■ WHAT TO DO: Word for word, restate every line of the material.

---- SUPPLIED MATERIAL

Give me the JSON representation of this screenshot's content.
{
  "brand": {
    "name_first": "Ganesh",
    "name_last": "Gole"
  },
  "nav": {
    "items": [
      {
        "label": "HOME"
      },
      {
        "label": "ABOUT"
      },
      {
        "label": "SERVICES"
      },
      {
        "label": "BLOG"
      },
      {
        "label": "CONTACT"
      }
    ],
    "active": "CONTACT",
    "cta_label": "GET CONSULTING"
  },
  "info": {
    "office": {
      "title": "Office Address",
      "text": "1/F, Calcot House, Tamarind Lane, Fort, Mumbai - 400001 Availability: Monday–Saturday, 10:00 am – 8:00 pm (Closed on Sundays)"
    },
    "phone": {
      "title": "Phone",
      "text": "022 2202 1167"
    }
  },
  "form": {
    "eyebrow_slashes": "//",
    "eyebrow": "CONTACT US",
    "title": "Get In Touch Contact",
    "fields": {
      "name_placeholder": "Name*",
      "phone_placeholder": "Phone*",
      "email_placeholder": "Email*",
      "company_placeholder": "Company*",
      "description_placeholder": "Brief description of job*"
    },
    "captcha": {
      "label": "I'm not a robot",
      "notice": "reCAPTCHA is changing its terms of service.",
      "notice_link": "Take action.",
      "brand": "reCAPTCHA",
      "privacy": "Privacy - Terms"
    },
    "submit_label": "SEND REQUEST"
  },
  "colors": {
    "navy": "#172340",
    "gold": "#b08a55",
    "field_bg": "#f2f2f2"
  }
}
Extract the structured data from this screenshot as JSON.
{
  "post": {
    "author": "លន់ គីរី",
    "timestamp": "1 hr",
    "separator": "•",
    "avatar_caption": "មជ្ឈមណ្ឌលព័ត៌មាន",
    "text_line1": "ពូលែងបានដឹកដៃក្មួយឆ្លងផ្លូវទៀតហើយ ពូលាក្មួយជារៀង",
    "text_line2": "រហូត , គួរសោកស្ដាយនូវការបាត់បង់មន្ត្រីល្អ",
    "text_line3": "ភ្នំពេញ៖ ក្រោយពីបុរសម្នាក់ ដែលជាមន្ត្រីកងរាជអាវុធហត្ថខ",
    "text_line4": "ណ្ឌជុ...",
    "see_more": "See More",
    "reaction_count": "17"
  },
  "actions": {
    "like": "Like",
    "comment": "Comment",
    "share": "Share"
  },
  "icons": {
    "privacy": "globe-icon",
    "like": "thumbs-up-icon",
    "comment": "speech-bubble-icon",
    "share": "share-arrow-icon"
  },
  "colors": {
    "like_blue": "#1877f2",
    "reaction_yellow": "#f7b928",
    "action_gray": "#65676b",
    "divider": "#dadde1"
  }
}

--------

■ ANSWER SECTION:
Give me the JSON representation of this screenshot's content.
{
  "brand": {
    "name_first": "Ganesh",
    "name_last": "Gole"
  },
  "nav": {
    "items": [
      {
        "label": "HOME"
      },
      {
        "label": "ABOUT"
      },
      {
        "label": "SERVICES"
      },
      {
        "label": "BLOG"
      },
      {
        "label": "CONTACT"
      }
    ],
    "active": "CONTACT",
    "cta_label": "GET CONSULTING"
  },
  "info": {
    "office": {
      "title": "Office Address",
      "text": "1/F, Calcot House, Tamarind Lane, Fort, Mumbai - 400001 Availability: Monday–Saturday, 10:00 am – 8:00 pm (Closed on Sundays)"
    },
    "phone": {
      "title": "Phone",
      "text": "022 2202 1167"
    }
  },
  "form": {
    "eyebrow_slashes": "//",
    "eyebrow": "CONTACT US",
    "title": "Get In Touch Contact",
    "fields": {
      "name_placeholder": "Name*",
      "phone_placeholder": "Phone*",
      "email_placeholder": "Email*",
      "company_placeholder": "Company*",
      "description_placeholder": "Brief description of job*"
    },
    "captcha": {
      "label": "I'm not a robot",
      "notice": "reCAPTCHA is changing its terms of service.",
      "notice_link": "Take action.",
      "brand": "reCAPTCHA",
      "privacy": "Privacy - Terms"
    },
    "submit_label": "SEND REQUEST"
  },
  "colors": {
    "navy": "#172340",
    "gold": "#b08a55",
    "field_bg": "#f2f2f2"
  }
}
Extract the structured data from this screenshot as JSON.
{
  "post": {
    "author": "លន់ គីរី",
    "timestamp": "1 hr",
    "separator": "•",
    "avatar_caption": "មជ្ឈមណ្ឌលព័ត៌មាន",
    "text_line1": "ពូលែងបានដឹកដៃក្មួយឆ្លងផ្លូវទៀតហើយ ពូលាក្មួយជារៀង",
    "text_line2": "រហូត , គួរសោកស្ដាយនូវការបាត់បង់មន្ត្រីល្អ",
    "text_line3": "ភ្នំពេញ៖ ក្រោយពីបុរសម្នាក់ ដែលជាមន្ត្រីកងរាជអាវុធហត្ថខ",
    "text_line4": "ណ្ឌជុ...",
    "see_more": "See More",
    "reaction_count": "17"
  },
  "actions": {
    "like": "Like",
    "comment": "Comment",
    "share": "Share"
  },
  "icons": {
    "privacy": "globe-icon",
    "like": "thumbs-up-icon",
    "comment": "speech-bubble-icon",
    "share": "share-arrow-icon"
  },
  "colors": {
    "like_blue": "#1877f2",
    "reaction_yellow": "#f7b928",
    "action_gray": "#65676b",
    "divider": "#dadde1"
  }
}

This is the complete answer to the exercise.